Whoever writes the blogs, CIOs need to support the effort. For example, a CIO might call or write a product or marketing manager and see if he or she needs help with a corporate blogging tool. Supporting a test and showing willingness to adopt a blog platform will give the CIO credibility and show leadership in this area.

Sidebar: Action Plan

Remember when mobile devices took IT by storm and forced you to scramble just to keep up? If you're not careful, Web 2.0 could do likewise. This time around, get ahead of the innovation curve and find out how Web 2.0's new tools can help your organization. Here's a plan to get started.

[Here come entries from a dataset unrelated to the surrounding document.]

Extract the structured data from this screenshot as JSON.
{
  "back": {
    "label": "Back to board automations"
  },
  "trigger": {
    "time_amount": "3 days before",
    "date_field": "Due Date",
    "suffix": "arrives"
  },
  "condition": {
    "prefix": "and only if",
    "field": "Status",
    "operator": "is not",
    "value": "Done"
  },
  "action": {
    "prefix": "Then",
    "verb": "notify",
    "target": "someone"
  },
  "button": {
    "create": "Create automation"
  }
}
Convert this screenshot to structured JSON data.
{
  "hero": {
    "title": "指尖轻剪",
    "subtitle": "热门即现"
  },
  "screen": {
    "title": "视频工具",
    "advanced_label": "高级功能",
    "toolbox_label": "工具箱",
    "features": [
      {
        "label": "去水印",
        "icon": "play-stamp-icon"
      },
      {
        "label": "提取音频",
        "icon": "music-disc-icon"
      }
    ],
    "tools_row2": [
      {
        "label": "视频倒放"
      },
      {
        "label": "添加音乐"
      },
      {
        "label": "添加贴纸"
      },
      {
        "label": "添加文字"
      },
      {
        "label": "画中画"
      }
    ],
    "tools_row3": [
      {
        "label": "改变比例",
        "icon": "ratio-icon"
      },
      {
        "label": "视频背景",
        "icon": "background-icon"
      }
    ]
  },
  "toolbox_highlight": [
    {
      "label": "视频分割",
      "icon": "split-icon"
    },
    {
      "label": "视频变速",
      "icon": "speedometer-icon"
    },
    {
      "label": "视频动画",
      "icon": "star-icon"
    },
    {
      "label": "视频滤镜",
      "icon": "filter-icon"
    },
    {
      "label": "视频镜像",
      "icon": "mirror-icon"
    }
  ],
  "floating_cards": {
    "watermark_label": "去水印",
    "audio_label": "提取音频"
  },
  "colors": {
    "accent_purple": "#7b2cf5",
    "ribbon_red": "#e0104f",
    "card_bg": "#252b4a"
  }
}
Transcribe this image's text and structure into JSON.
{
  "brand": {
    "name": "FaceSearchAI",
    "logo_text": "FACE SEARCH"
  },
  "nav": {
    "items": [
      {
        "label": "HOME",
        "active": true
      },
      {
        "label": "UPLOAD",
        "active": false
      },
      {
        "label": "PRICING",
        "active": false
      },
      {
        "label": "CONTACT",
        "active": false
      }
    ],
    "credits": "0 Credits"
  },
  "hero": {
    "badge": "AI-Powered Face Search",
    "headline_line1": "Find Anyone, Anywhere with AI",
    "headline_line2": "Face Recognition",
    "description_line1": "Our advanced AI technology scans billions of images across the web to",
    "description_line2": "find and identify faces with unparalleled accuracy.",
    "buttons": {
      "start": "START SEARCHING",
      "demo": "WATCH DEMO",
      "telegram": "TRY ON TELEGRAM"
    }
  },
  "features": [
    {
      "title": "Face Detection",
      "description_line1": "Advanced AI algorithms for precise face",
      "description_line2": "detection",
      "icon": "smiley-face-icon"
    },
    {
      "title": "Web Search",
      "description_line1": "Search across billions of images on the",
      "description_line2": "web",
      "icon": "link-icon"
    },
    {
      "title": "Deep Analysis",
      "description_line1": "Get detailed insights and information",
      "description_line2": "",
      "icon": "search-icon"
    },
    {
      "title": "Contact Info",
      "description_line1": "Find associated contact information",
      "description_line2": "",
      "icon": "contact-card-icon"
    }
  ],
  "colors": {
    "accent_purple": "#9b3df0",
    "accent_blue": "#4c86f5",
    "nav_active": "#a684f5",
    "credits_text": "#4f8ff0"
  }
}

  • Explore collaboration Consider whether your corporate culture is ready to experiment with public collaboration tools. Work with your corporate-learning or organizational-development department to find areas likely to experiment. Start small: Determine whether a collaborative tool would benefit a team or group working on a specific project. Marketing groups are often good first targets for information-sharing with others, as they're usually the ones tasked with sharing corporate information.
  • Consider Ajax Ask your users if they'd benefit from an Asynchronous JavaScript and XML (Ajax) interface in a new system project. There will be some complexity, as Web 2.0 applications are created differently from their 1.0 predecessors. Most likely, developers will need some training. But the added usability and future-proofing should make the effort worthwhile.
  • Brainstorm Try establishing a wiki for a team's collaborative project. Some wikis are hosted on an internal server, while others are available as open source or via a hosted service. Brainstorm how your organizational structure, as opposed to its rules, can be used to encourage participation. Remember, brainstorming is part and parcel of Web 2.0's inclusive spirit. Let all users contribute to the greater good.
  • Develop an alternative to E-mail Look for opportunities to reduce E-mail volume by installing and testing a wiki or a blog system. Train and encourage employees to write wiki entries rather than send "cc:" and "FYI" E-mail messages.
  • Try RSS or ATOM feeds Provide public RSS or ATOM feeds of press releases, product updates, and other company information now sent as mass E-mailings or newsletters. If customers react positively, do more. Ask your marketing, product management, and PR departments whether there are regular corporate data feeds that could be released in RSS format for users to capture and reuse. Also, discuss whether customers would read more of your company's Web site on a regularly updated blog to which they could subscribe. Would they read even more if they received the articles via a newsreader client instead of by E-mail?
  • Create production systems Once you've completed these experiments, create production systems using Web 2.0 tools that increase their value the more users contribute. Work with end users to ensure that your development model includes them in the process. Design or purchase tools that let end users mash up data, add value, and manipulate data the way they want it, when they want it.